Task to carry out
An exact copy of all the records is the expected answer.

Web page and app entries
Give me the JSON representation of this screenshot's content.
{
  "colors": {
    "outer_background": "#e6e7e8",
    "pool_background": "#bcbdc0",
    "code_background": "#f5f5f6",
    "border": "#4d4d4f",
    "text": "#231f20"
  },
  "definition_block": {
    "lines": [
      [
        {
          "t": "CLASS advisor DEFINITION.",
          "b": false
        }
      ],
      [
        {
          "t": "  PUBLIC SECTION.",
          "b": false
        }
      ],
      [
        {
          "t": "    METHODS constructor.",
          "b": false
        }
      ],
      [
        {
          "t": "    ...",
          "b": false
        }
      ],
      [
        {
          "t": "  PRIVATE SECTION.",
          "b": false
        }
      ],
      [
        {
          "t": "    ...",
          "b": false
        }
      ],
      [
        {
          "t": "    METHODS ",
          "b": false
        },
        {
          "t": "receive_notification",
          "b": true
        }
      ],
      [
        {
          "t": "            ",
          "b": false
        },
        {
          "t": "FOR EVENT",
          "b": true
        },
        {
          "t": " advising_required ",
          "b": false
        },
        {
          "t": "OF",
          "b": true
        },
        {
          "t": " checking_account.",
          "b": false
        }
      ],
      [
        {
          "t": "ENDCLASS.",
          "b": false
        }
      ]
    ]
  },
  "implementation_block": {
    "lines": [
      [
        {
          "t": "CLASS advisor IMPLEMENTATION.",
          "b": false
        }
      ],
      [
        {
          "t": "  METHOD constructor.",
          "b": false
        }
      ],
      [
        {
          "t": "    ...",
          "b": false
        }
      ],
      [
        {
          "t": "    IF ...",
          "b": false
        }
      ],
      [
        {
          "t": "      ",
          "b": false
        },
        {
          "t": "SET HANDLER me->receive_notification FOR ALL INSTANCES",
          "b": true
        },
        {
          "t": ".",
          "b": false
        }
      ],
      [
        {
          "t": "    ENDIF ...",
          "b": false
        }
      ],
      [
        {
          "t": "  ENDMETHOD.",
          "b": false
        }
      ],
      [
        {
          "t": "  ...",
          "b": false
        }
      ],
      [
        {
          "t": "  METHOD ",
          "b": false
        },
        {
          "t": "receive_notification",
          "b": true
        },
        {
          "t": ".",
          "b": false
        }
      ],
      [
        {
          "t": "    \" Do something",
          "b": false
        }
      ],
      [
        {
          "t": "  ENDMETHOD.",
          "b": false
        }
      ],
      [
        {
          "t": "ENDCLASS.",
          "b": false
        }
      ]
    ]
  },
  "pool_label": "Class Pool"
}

Written reply
Give me the JSON representation of this screenshot's content.
{
  "colors": {
    "outer_background": "#e6e7e8",
    "pool_background": "#bcbdc0",
    "code_background": "#f5f5f6",
    "border": "#4d4d4f",
    "text": "#231f20"
  },
  "definition_block": {
    "lines": [
      [
        {
          "t": "CLASS advisor DEFINITION.",
          "b": false
        }
      ],
      [
        {
          "t": "  PUBLIC SECTION.",
          "b": false
        }
      ],
      [
        {
          "t": "    METHODS constructor.",
          "b": false
        }
      ],
      [
        {
          "t": "    ...",
          "b": false
        }
      ],
      [
        {
          "t": "  PRIVATE SECTION.",
          "b": false
        }
      ],
      [
        {
          "t": "    ...",
          "b": false
        }
      ],
      [
        {
          "t": "    METHODS ",
          "b": false
        },
        {
          "t": "receive_notification",
          "b": true
        }
      ],
      [
        {
          "t": "            ",
          "b": false
        },
        {
          "t": "FOR EVENT",
          "b": true
        },
        {
          "t": " advising_required ",
          "b": false
        },
        {
          "t": "OF",
          "b": true
        },
        {
          "t": " checking_account.",
          "b": false
        }
      ],
      [
        {
          "t": "ENDCLASS.",
          "b": false
        }
      ]
    ]
  },
  "implementation_block": {
    "lines": [
      [
        {
          "t": "CLASS advisor IMPLEMENTATION.",
          "b": false
        }
      ],
      [
        {
          "t": "  METHOD constructor.",
          "b": false
        }
      ],
      [
        {
          "t": "    ...",
          "b": false
        }
      ],
      [
        {
          "t": "    IF ...",
          "b": false
        }
      ],
      [
        {
          "t": "      ",
          "b": false
        },
        {
          "t": "SET HANDLER me->receive_notification FOR ALL INSTANCES",
          "b": true
        },
        {
          "t": ".",
          "b": false
        }
      ],
      [
        {
          "t": "    ENDIF ...",
          "b": false
        }
      ],
      [
        {
          "t": "  ENDMETHOD.",
          "b": false
        }
      ],
      [
        {
          "t": "  ...",
          "b": false
        }
      ],
      [
        {
          "t": "  METHOD ",
          "b": false
        },
        {
          "t": "receive_notification",
          "b": true
        },
        {
          "t": ".",
          "b": false
        }
      ],
      [
        {
          "t": "    \" Do something",
          "b": false
        }
      ],
      [
        {
          "t": "  ENDMETHOD.",
          "b": false
        }
      ],
      [
        {
          "t": "ENDCLASS.",
          "b": false
        }
      ]
    ]
  },
  "pool_label": "Class Pool"
}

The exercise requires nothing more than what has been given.